* _Problem to work on_: Present the following entries again, word for word and in full.

··········

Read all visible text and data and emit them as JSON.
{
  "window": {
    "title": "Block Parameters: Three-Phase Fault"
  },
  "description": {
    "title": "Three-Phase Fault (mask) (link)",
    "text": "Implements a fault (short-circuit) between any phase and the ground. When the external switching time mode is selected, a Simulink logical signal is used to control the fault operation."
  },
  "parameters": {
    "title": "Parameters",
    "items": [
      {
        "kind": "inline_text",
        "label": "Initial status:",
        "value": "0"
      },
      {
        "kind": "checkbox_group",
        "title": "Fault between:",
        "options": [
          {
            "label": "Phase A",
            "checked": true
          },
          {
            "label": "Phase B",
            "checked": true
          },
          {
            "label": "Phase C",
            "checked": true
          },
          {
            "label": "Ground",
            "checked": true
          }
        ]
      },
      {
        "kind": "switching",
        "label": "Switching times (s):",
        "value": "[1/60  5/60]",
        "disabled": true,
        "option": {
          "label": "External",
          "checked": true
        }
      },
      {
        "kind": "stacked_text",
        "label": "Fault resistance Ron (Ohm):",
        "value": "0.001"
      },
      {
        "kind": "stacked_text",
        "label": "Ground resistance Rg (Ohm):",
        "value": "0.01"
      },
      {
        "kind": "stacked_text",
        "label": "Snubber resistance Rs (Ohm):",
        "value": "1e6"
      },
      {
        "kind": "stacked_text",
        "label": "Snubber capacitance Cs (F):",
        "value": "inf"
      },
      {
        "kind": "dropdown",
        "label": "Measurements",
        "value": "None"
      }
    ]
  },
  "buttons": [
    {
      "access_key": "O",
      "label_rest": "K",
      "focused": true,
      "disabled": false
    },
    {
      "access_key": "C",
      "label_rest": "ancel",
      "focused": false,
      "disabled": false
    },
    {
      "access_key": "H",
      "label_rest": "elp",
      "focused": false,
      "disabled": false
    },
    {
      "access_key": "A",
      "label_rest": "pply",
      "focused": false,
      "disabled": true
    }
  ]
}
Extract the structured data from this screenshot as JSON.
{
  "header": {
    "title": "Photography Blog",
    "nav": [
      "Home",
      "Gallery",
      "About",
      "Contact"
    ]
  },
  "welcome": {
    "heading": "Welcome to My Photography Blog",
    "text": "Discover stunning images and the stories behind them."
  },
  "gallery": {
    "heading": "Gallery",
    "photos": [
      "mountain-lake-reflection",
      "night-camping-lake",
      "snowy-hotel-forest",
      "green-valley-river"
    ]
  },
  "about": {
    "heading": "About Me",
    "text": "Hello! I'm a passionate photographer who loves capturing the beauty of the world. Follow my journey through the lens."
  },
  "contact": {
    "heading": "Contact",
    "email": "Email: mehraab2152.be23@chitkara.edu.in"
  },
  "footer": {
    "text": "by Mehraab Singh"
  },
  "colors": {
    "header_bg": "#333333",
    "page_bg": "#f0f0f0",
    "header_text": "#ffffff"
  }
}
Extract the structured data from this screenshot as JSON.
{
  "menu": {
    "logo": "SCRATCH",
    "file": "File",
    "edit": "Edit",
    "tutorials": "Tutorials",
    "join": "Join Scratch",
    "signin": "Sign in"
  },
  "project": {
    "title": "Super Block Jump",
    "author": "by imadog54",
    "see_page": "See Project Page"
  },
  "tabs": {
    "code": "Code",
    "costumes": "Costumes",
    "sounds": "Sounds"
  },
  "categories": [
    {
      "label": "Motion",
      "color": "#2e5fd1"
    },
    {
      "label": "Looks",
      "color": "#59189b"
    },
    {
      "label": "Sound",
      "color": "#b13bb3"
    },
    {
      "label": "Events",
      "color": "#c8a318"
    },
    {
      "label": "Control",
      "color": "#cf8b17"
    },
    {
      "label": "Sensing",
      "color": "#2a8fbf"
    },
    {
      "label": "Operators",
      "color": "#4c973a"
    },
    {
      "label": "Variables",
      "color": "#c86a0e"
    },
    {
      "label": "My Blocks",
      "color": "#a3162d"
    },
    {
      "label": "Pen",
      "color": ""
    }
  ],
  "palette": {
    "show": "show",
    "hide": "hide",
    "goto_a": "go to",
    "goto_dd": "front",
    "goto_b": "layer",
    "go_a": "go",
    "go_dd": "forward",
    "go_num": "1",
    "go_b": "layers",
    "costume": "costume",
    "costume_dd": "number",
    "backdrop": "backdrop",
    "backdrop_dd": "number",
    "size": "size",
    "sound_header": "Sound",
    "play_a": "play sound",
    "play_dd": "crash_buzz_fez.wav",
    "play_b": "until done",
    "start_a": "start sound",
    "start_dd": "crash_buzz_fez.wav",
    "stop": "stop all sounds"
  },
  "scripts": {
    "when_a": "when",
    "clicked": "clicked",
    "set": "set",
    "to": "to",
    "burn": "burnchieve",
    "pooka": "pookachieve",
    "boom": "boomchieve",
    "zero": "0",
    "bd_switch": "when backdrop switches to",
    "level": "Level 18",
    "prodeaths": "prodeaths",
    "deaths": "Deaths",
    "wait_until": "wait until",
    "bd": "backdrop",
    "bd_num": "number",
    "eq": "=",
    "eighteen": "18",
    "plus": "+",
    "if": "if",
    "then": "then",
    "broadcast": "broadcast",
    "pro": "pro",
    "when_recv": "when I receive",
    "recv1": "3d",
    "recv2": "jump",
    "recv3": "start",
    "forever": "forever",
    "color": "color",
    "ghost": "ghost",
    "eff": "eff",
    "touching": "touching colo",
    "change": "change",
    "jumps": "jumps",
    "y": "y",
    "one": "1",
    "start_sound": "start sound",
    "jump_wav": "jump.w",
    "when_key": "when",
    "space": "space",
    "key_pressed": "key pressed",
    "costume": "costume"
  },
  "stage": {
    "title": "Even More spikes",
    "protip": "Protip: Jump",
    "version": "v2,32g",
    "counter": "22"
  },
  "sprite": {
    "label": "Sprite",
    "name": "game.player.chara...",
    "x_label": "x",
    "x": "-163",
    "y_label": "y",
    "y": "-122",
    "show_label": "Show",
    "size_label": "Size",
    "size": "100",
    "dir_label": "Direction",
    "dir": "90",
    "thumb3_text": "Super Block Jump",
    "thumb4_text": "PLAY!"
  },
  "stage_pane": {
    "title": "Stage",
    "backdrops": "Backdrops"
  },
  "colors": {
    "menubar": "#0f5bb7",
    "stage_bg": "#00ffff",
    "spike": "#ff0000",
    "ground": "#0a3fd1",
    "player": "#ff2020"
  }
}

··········

* _Solution_:
Read all visible text and data and emit them as JSON.
{
  "window": {
    "title": "Block Parameters: Three-Phase Fault"
  },
  "description": {
    "title": "Three-Phase Fault (mask) (link)",
    "text": "Implements a fault (short-circuit) between any phase and the ground. When the external switching time mode is selected, a Simulink logical signal is used to control the fault operation."
  },
  "parameters": {
    "title": "Parameters",
    "items": [
      {
        "kind": "inline_text",
        "label": "Initial status:",
        "value": "0"
      },
      {
        "kind": "checkbox_group",
        "title": "Fault between:",
        "options": [
          {
            "label": "Phase A",
            "checked": true
          },
          {
            "label": "Phase B",
            "checked": true
          },
          {
            "label": "Phase C",
            "checked": true
          },
          {
            "label": "Ground",
            "checked": true
          }
        ]
      },
      {
        "kind": "switching",
        "label": "Switching times (s):",
        "value": "[1/60  5/60]",
        "disabled": true,
        "option": {
          "label": "External",
          "checked": true
        }
      },
      {
        "kind": "stacked_text",
        "label": "Fault resistance Ron (Ohm):",
        "value": "0.001"
      },
      {
        "kind": "stacked_text",
        "label": "Ground resistance Rg (Ohm):",
        "value": "0.01"
      },
      {
        "kind": "stacked_text",
        "label": "Snubber resistance Rs (Ohm):",
        "value": "1e6"
      },
      {
        "kind": "stacked_text",
        "label": "Snubber capacitance Cs (F):",
        "value": "inf"
      },
      {
        "kind": "dropdown",
        "label": "Measurements",
        "value": "None"
      }
    ]
  },
  "buttons": [
    {
      "access_key": "O",
      "label_rest": "K",
      "focused": true,
      "disabled": false
    },
    {
      "access_key": "C",
      "label_rest": "ancel",
      "focused": false,
      "disabled": false
    },
    {
      "access_key": "H",
      "label_rest": "elp",
      "focused": false,
      "disabled": false
    },
    {
      "access_key": "A",
      "label_rest": "pply",
      "focused": false,
      "disabled": true
    }
  ]
}
Extract the structured data from this screenshot as JSON.
{
  "header": {
    "title": "Photography Blog",
    "nav": [
      "Home",
      "Gallery",
      "About",
      "Contact"
    ]
  },
  "welcome": {
    "heading": "Welcome to My Photography Blog",
    "text": "Discover stunning images and the stories behind them."
  },
  "gallery": {
    "heading": "Gallery",
    "photos": [
      "mountain-lake-reflection",
      "night-camping-lake",
      "snowy-hotel-forest",
      "green-valley-river"
    ]
  },
  "about": {
    "heading": "About Me",
    "text": "Hello! I'm a passionate photographer who loves capturing the beauty of the world. Follow my journey through the lens."
  },
  "contact": {
    "heading": "Contact",
    "email": "Email: mehraab2152.be23@chitkara.edu.in"
  },
  "footer": {
    "text": "by Mehraab Singh"
  },
  "colors": {
    "header_bg": "#333333",
    "page_bg": "#f0f0f0",
    "header_text": "#ffffff"
  }
}
Extract the structured data from this screenshot as JSON.
{
  "menu": {
    "logo": "SCRATCH",
    "file": "File",
    "edit": "Edit",
    "tutorials": "Tutorials",
    "join": "Join Scratch",
    "signin": "Sign in"
  },
  "project": {
    "title": "Super Block Jump",
    "author": "by imadog54",
    "see_page": "See Project Page"
  },
  "tabs": {
    "code": "Code",
    "costumes": "Costumes",
    "sounds": "Sounds"
  },
  "categories": [
    {
      "label": "Motion",
      "color": "#2e5fd1"
    },
    {
      "label": "Looks",
      "color": "#59189b"
    },
    {
      "label": "Sound",
      "color": "#b13bb3"
    },
    {
      "label": "Events",
      "color": "#c8a318"
    },
    {
      "label": "Control",
      "color": "#cf8b17"
    },
    {
      "label": "Sensing",
      "color": "#2a8fbf"
    },
    {
      "label": "Operators",
      "color": "#4c973a"
    },
    {
      "label": "Variables",
      "color": "#c86a0e"
    },
    {
      "label": "My Blocks",
      "color": "#a3162d"
    },
    {
      "label": "Pen",
      "color": ""
    }
  ],
  "palette": {
    "show": "show",
    "hide": "hide",
    "goto_a": "go to",
    "goto_dd": "front",
    "goto_b": "layer",
    "go_a": "go",
    "go_dd": "forward",
    "go_num": "1",
    "go_b": "layers",
    "costume": "costume",
    "costume_dd": "number",
    "backdrop": "backdrop",
    "backdrop_dd": "number",
    "size": "size",
    "sound_header": "Sound",
    "play_a": "play sound",
    "play_dd": "crash_buzz_fez.wav",
    "play_b": "until done",
    "start_a": "start sound",
    "start_dd": "crash_buzz_fez.wav",
    "stop": "stop all sounds"
  },
  "scripts": {
    "when_a": "when",
    "clicked": "clicked",
    "set": "set",
    "to": "to",
    "burn": "burnchieve",
    "pooka": "pookachieve",
    "boom": "boomchieve",
    "zero": "0",
    "bd_switch": "when backdrop switches to",
    "level": "Level 18",
    "prodeaths": "prodeaths",
    "deaths": "Deaths",
    "wait_until": "wait until",
    "bd": "backdrop",
    "bd_num": "number",
    "eq": "=",
    "eighteen": "18",
    "plus": "+",
    "if": "if",
    "then": "then",
    "broadcast": "broadcast",
    "pro": "pro",
    "when_recv": "when I receive",
    "recv1": "3d",
    "recv2": "jump",
    "recv3": "start",
    "forever": "forever",
    "color": "color",
    "ghost": "ghost",
    "eff": "eff",
    "touching": "touching colo",
    "change": "change",
    "jumps": "jumps",
    "y": "y",
    "one": "1",
    "start_sound": "start sound",
    "jump_wav": "jump.w",
    "when_key": "when",
    "space": "space",
    "key_pressed": "key pressed",
    "costume": "costume"
  },
  "stage": {
    "title": "Even More spikes",
    "protip": "Protip: Jump",
    "version": "v2,32g",
    "counter": "22"
  },
  "sprite": {
    "label": "Sprite",
    "name": "game.player.chara...",
    "x_label": "x",
    "x": "-163",
    "y_label": "y",
    "y": "-122",
    "show_label": "Show",
    "size_label": "Size",
    "size": "100",
    "dir_label": "Direction",
    "dir": "90",
    "thumb3_text": "Super Block Jump",
    "thumb4_text": "PLAY!"
  },
  "stage_pane": {
    "title": "Stage",
    "backdrops": "Backdrops"
  },
  "colors": {
    "menubar": "#0f5bb7",
    "stage_bg": "#00ffff",
    "spike": "#ff0000",
    "ground": "#0a3fd1",
    "player": "#ff2020"
  }
}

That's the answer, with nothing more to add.